■ Work required ■
Repeat the data below exactly, with every entry included.

■ Exercise data ■
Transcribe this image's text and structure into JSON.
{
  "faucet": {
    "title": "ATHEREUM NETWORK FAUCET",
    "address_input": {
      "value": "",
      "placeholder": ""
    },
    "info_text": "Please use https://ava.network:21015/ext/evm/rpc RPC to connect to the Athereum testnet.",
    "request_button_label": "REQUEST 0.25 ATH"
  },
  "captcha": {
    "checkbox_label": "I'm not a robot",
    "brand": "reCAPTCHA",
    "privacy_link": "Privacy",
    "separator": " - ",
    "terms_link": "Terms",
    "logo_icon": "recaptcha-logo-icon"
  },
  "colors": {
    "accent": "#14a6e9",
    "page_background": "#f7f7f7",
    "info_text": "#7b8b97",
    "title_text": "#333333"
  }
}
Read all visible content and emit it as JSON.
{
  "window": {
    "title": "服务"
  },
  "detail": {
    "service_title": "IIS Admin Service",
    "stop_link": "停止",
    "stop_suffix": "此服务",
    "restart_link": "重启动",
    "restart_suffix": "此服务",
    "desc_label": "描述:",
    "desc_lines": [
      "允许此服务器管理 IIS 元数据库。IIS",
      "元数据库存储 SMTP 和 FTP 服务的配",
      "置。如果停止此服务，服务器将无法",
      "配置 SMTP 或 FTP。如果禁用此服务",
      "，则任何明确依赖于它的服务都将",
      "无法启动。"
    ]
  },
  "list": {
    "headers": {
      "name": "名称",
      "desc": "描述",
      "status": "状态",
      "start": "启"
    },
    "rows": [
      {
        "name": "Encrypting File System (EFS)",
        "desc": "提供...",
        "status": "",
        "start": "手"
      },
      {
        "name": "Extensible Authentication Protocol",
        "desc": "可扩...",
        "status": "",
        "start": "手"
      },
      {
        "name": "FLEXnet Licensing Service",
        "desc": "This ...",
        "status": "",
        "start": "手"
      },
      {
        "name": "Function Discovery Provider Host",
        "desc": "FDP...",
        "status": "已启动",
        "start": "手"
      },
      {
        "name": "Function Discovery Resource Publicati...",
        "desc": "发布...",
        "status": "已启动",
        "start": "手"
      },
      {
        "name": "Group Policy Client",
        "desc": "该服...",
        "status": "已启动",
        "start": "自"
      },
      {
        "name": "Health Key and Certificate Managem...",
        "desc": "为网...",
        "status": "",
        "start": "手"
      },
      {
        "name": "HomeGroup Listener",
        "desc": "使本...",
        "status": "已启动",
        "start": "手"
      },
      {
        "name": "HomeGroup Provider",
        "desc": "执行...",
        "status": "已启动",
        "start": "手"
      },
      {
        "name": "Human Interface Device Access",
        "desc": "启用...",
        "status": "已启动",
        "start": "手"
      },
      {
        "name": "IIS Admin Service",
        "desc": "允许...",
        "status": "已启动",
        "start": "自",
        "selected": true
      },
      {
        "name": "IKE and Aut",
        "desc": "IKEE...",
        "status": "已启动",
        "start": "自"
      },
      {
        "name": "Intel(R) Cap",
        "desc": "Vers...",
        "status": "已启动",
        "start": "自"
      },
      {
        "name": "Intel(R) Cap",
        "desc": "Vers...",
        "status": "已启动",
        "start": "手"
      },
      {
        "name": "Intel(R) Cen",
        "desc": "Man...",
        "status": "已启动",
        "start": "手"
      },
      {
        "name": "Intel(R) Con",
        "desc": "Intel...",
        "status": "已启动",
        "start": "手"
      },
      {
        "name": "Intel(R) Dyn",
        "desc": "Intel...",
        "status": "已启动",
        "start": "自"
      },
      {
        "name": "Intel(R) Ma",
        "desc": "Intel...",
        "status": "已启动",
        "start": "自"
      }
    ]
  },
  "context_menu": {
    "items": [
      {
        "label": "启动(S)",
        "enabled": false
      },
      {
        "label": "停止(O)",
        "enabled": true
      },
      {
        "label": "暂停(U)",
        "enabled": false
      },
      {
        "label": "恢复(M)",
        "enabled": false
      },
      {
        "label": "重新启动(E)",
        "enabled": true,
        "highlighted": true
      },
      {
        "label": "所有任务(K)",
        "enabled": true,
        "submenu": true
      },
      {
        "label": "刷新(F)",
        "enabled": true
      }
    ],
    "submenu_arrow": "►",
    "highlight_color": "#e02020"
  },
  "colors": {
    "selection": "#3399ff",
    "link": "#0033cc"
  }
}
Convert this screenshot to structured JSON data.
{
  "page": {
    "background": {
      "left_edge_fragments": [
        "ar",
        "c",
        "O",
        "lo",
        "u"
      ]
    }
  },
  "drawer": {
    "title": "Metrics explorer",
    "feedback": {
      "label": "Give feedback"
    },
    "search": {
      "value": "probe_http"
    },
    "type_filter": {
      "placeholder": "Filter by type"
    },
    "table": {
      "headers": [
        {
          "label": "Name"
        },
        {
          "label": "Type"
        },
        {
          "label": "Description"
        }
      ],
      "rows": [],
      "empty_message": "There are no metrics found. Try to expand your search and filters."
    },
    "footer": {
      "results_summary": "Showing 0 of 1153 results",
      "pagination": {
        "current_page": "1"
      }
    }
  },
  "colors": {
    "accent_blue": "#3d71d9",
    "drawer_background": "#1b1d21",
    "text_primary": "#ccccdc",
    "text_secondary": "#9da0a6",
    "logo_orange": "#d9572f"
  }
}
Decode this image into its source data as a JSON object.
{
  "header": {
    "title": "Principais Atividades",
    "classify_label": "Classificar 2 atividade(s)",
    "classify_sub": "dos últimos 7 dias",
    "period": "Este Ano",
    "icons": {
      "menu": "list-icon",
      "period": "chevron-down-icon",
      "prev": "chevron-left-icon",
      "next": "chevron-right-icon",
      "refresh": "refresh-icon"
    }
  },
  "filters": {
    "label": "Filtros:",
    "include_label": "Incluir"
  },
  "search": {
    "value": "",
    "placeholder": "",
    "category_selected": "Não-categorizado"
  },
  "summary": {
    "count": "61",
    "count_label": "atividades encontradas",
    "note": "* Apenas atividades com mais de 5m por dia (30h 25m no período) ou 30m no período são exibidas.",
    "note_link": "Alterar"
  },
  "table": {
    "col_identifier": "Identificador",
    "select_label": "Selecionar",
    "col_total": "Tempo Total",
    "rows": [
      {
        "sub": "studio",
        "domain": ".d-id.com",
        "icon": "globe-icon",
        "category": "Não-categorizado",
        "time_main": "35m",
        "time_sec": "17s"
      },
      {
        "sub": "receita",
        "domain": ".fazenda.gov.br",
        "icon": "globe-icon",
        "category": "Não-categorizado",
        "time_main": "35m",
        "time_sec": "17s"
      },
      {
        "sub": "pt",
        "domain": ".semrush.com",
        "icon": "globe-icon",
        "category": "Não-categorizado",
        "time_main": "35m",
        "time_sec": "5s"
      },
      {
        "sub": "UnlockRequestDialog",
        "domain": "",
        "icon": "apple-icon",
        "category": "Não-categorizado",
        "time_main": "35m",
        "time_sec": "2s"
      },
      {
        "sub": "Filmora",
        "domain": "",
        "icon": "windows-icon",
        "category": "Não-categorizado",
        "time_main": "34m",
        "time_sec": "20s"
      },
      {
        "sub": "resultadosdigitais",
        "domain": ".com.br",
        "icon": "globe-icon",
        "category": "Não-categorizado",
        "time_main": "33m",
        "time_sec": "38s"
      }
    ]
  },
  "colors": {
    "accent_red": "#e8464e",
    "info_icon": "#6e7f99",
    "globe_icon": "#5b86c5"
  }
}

■ Task answer ■
Transcribe this image's text and structure into JSON.
{
  "faucet": {
    "title": "ATHEREUM NETWORK FAUCET",
    "address_input": {
      "value": "",
      "placeholder": ""
    },
    "info_text": "Please use https://ava.network:21015/ext/evm/rpc RPC to connect to the Athereum testnet.",
    "request_button_label": "REQUEST 0.25 ATH"
  },
  "captcha": {
    "checkbox_label": "I'm not a robot",
    "brand": "reCAPTCHA",
    "privacy_link": "Privacy",
    "separator": " - ",
    "terms_link": "Terms",
    "logo_icon": "recaptcha-logo-icon"
  },
  "colors": {
    "accent": "#14a6e9",
    "page_background": "#f7f7f7",
    "info_text": "#7b8b97",
    "title_text": "#333333"
  }
}
Read all visible content and emit it as JSON.
{
  "window": {
    "title": "服务"
  },
  "detail": {
    "service_title": "IIS Admin Service",
    "stop_link": "停止",
    "stop_suffix": "此服务",
    "restart_link": "重启动",
    "restart_suffix": "此服务",
    "desc_label": "描述:",
    "desc_lines": [
      "允许此服务器管理 IIS 元数据库。IIS",
      "元数据库存储 SMTP 和 FTP 服务的配",
      "置。如果停止此服务，服务器将无法",
      "配置 SMTP 或 FTP。如果禁用此服务",
      "，则任何明确依赖于它的服务都将",
      "无法启动。"
    ]
  },
  "list": {
    "headers": {
      "name": "名称",
      "desc": "描述",
      "status": "状态",
      "start": "启"
    },
    "rows": [
      {
        "name": "Encrypting File System (EFS)",
        "desc": "提供...",
        "status": "",
        "start": "手"
      },
      {
        "name": "Extensible Authentication Protocol",
        "desc": "可扩...",
        "status": "",
        "start": "手"
      },
      {
        "name": "FLEXnet Licensing Service",
        "desc": "This ...",
        "status": "",
        "start": "手"
      },
      {
        "name": "Function Discovery Provider Host",
        "desc": "FDP...",
        "status": "已启动",
        "start": "手"
      },
      {
        "name": "Function Discovery Resource Publicati...",
        "desc": "发布...",
        "status": "已启动",
        "start": "手"
      },
      {
        "name": "Group Policy Client",
        "desc": "该服...",
        "status": "已启动",
        "start": "自"
      },
      {
        "name": "Health Key and Certificate Managem...",
        "desc": "为网...",
        "status": "",
        "start": "手"
      },
      {
        "name": "HomeGroup Listener",
        "desc": "使本...",
        "status": "已启动",
        "start": "手"
      },
      {
        "name": "HomeGroup Provider",
        "desc": "执行...",
        "status": "已启动",
        "start": "手"
      },
      {
        "name": "Human Interface Device Access",
        "desc": "启用...",
        "status": "已启动",
        "start": "手"
      },
      {
        "name": "IIS Admin Service",
        "desc": "允许...",
        "status": "已启动",
        "start": "自",
        "selected": true
      },
      {
        "name": "IKE and Aut",
        "desc": "IKEE...",
        "status": "已启动",
        "start": "自"
      },
      {
        "name": "Intel(R) Cap",
        "desc": "Vers...",
        "status": "已启动",
        "start": "自"
      },
      {
        "name": "Intel(R) Cap",
        "desc": "Vers...",
        "status": "已启动",
        "start": "手"
      },
      {
        "name": "Intel(R) Cen",
        "desc": "Man...",
        "status": "已启动",
        "start": "手"
      },
      {
        "name": "Intel(R) Con",
        "desc": "Intel...",
        "status": "已启动",
        "start": "手"
      },
      {
        "name": "Intel(R) Dyn",
        "desc": "Intel...",
        "status": "已启动",
        "start": "自"
      },
      {
        "name": "Intel(R) Ma",
        "desc": "Intel...",
        "status": "已启动",
        "start": "自"
      }
    ]
  },
  "context_menu": {
    "items": [
      {
        "label": "启动(S)",
        "enabled": false
      },
      {
        "label": "停止(O)",
        "enabled": true
      },
      {
        "label": "暂停(U)",
        "enabled": false
      },
      {
        "label": "恢复(M)",
        "enabled": false
      },
      {
        "label": "重新启动(E)",
        "enabled": true,
        "highlighted": true
      },
      {
        "label": "所有任务(K)",
        "enabled": true,
        "submenu": true
      },
      {
        "label": "刷新(F)",
        "enabled": true
      }
    ],
    "submenu_arrow": "►",
    "highlight_color": "#e02020"
  },
  "colors": {
    "selection": "#3399ff",
    "link": "#0033cc"
  }
}
Convert this screenshot to structured JSON data.
{
  "page": {
    "background": {
      "left_edge_fragments": [
        "ar",
        "c",
        "O",
        "lo",
        "u"
      ]
    }
  },
  "drawer": {
    "title": "Metrics explorer",
    "feedback": {
      "label": "Give feedback"
    },
    "search": {
      "value": "probe_http"
    },
    "type_filter": {
      "placeholder": "Filter by type"
    },
    "table": {
      "headers": [
        {
          "label": "Name"
        },
        {
          "label": "Type"
        },
        {
          "label": "Description"
        }
      ],
      "rows": [],
      "empty_message": "There are no metrics found. Try to expand your search and filters."
    },
    "footer": {
      "results_summary": "Showing 0 of 1153 results",
      "pagination": {
        "current_page": "1"
      }
    }
  },
  "colors": {
    "accent_blue": "#3d71d9",
    "drawer_background": "#1b1d21",
    "text_primary": "#ccccdc",
    "text_secondary": "#9da0a6",
    "logo_orange": "#d9572f"
  }
}
Decode this image into its source data as a JSON object.
{
  "header": {
    "title": "Principais Atividades",
    "classify_label": "Classificar 2 atividade(s)",
    "classify_sub": "dos últimos 7 dias",
    "period": "Este Ano",
    "icons": {
      "menu": "list-icon",
      "period": "chevron-down-icon",
      "prev": "chevron-left-icon",
      "next": "chevron-right-icon",
      "refresh": "refresh-icon"
    }
  },
  "filters": {
    "label": "Filtros:",
    "include_label": "Incluir"
  },
  "search": {
    "value": "",
    "placeholder": "",
    "category_selected": "Não-categorizado"
  },
  "summary": {
    "count": "61",
    "count_label": "atividades encontradas",
    "note": "* Apenas atividades com mais de 5m por dia (30h 25m no período) ou 30m no período são exibidas.",
    "note_link": "Alterar"
  },
  "table": {
    "col_identifier": "Identificador",
    "select_label": "Selecionar",
    "col_total": "Tempo Total",
    "rows": [
      {
        "sub": "studio",
        "domain": ".d-id.com",
        "icon": "globe-icon",
        "category": "Não-categorizado",
        "time_main": "35m",
        "time_sec": "17s"
      },
      {
        "sub": "receita",
        "domain": ".fazenda.gov.br",
        "icon": "globe-icon",
        "category": "Não-categorizado",
        "time_main": "35m",
        "time_sec": "17s"
      },
      {
        "sub": "pt",
        "domain": ".semrush.com",
        "icon": "globe-icon",
        "category": "Não-categorizado",
        "time_main": "35m",
        "time_sec": "5s"
      },
      {
        "sub": "UnlockRequestDialog",
        "domain": "",
        "icon": "apple-icon",
        "category": "Não-categorizado",
        "time_main": "35m",
        "time_sec": "2s"
      },
      {
        "sub": "Filmora",
        "domain": "",
        "icon": "windows-icon",
        "category": "Não-categorizado",
        "time_main": "34m",
        "time_sec": "20s"
      },
      {
        "sub": "resultadosdigitais",
        "domain": ".com.br",
        "icon": "globe-icon",
        "category": "Não-categorizado",
        "time_main": "33m",
        "time_sec": "38s"
      }
    ]
  },
  "colors": {
    "accent_red": "#e8464e",
    "info_icon": "#6e7f99",
    "globe_icon": "#5b86c5"
  }
}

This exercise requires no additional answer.